MUTARE, Zimbabwe (UMNS) — Waving his hands, stamping and dancing around in the pulpit and breathing the fire of the Holy Spirit, the Rev. Evan D. Young bellowed, “There is a brighter side elsewhere beyond our circumstances!”

Pastors watched intently in the Africa University chapel on the fourth day of the 2013 pastors’ school. They responded in loud shouts of acclamation as Young, a clergy member of theBaltimore-Washington Annual (regional) Conference and a chaplain with the Maryland Air National Guard, boldly proclaimed words of encouragement.

“I cannot make your burdens any lighter,” Young said. “All I can do is offer some encouragement – words which Paul said to Timothy in his ‘last will and (testament)’ … because there are times in ministry when we are beat down, shot down.

“Don’t forget to fan your fire. God never promised bright and shiny days.”

Like the apostle Paul, the preacher did not promise his hearers a flat plain but, rather, the possibility of a bumpy road in the ministry ahead. He drew parallels from the life and ministry of Paul who, even with a “thorn in the flesh,” said, “When I am weak, I am made strong” (2 Corinthians 12:10).

Pastors are not spared from socioeconomic and political challenges and realities of the world. “It is difficult to preach when you are going through your own struggles,” Young said, “but you need to preach on and carry on the torch.”

The Rev. Togara Bobo a pastor at St. Johns United Methodist Church, Chikanga, Mutare, described the message as “powerful, contextual and relevant in assisting the pastor to respond positively to the socioeconomic and political circumstances of our time.

“It is the word of the time,” Bobo said.

Endurance in ministry

Ministry burdens dampen the spirit of many clergy and extinguish the powerful flames of their callings, Young said. This may result in the pastor giving up, but Young urged the congregation to endure through trying times.

“Endure hardships,” he said. “Everything won’t be as easy. Stumbling blocks will come into your life, but all you got to do is to endure.”

For Young, the ministry is like a battlefield where conditions are not pleasant or comfortable, but sometimes gruesome. He reminded the church that if God is for us, nothing and no one can be against us, despite the challenges (Romans 8:31).

However, he said, pastors have a responsibility amid trouble. “Just don’t endure,” he said. “Endure like a soldier. A soldier never complains, never gives up and follows instruction.”

Young implored the pastors to “fan the flames that are within you.” This includes responding to the call to ministry.

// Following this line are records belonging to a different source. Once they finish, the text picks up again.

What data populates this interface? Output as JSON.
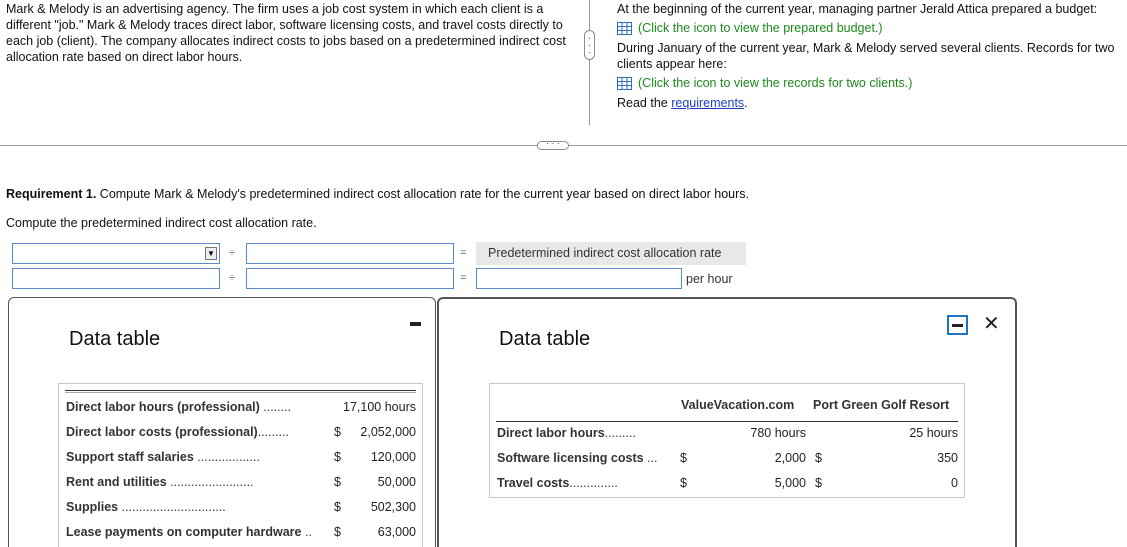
{
  "intro_left": "Mark & Melody is an advertising agency. The firm uses a job cost system in which each client is a different \"job.\" Mark & Melody traces direct labor, software licensing costs, and travel costs directly to each job (client). The company allocates indirect costs to jobs based on a predetermined indirect cost allocation rate based on direct labor hours.",
  "intro_right": {
    "line1": "At the beginning of the current year, managing partner Jerald Attica prepared a budget:",
    "budget_link": "(Click the icon to view the prepared budget.)",
    "line2": "During January of the current year, Mark & Melody served several clients. Records for two clients appear here:",
    "records_link": "(Click the icon to view the records for two clients.)",
    "read_prefix": "Read the ",
    "requirements_link": "requirements",
    "read_suffix": "."
  },
  "requirement": {
    "label": "Requirement 1.",
    "text": " Compute Mark & Melody's predetermined indirect cost allocation rate for the current year based on direct labor hours."
  },
  "compute_text": "Compute the predetermined indirect cost allocation rate.",
  "formula": {
    "op_divide": "÷",
    "op_equals": "=",
    "result_label": "Predetermined indirect cost allocation rate",
    "per_hour": "per hour"
  },
  "data_table_left": {
    "title": "Data table",
    "rows": [
      {
        "label": "Direct labor hours (professional)",
        "dots": " ........",
        "dollar": "",
        "value": "17,100 hours"
      },
      {
        "label": "Direct labor costs (professional)",
        "dots": ".........",
        "dollar": "$",
        "value": "2,052,000"
      },
      {
        "label": "Support staff salaries",
        "dots": " ..................",
        "dollar": "$",
        "value": "120,000"
      },
      {
        "label": "Rent and utilities",
        "dots": " ........................",
        "dollar": "$",
        "value": "50,000"
      },
      {
        "label": "Supplies",
        "dots": " ..............................",
        "dollar": "$",
        "value": "502,300"
      },
      {
        "label": "Lease payments on computer hardware",
        "dots": " ..",
        "dollar": "$",
        "value": "63,000"
      }
    ]
  },
  "data_table_right": {
    "title": "Data table",
    "headers": [
      "ValueVacation.com",
      "Port Green Golf Resort"
    ],
    "rows": [
      {
        "label": "Direct labor hours",
        "dots": ".........",
        "d1": "",
        "c1": "780 hours",
        "d2": "",
        "c2": "25 hours"
      },
      {
        "label": "Software licensing costs",
        "dots": " ...",
        "d1": "$",
        "c1": "2,000",
        "d2": "$",
        "c2": "350"
      },
      {
        "label": "Travel costs",
        "dots": "..............",
        "d1": "$",
        "c1": "5,000",
        "d2": "$",
        "c2": "0"
      }
    ]
  },
  "window_controls": {
    "close": "✕"
  },
  "colors": {
    "link_green": "#1a8a1a",
    "link_blue": "#1f3fbf",
    "input_border": "#5b8ac9",
    "window_button": "#1f73c6"
  }
}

“Sometimes we get stale and the fires extinguish,” he said. “The flame of the Holy Spirit is what warms us in the wilderness in the long nights. You need to get some warmth in the midst of a cold experience. Where the Lord is, there is fire — the fire of the Holy Spirit.”

The congregation moved and swayed, raising hands, clapping and shouting acclamation as they joined Young in singing, “We are gonna make it. Just be sure you keep holding on,” as the sermon came to a glorious end.

*Maforo is a communicator with the West Zimbabwe Annual Conference.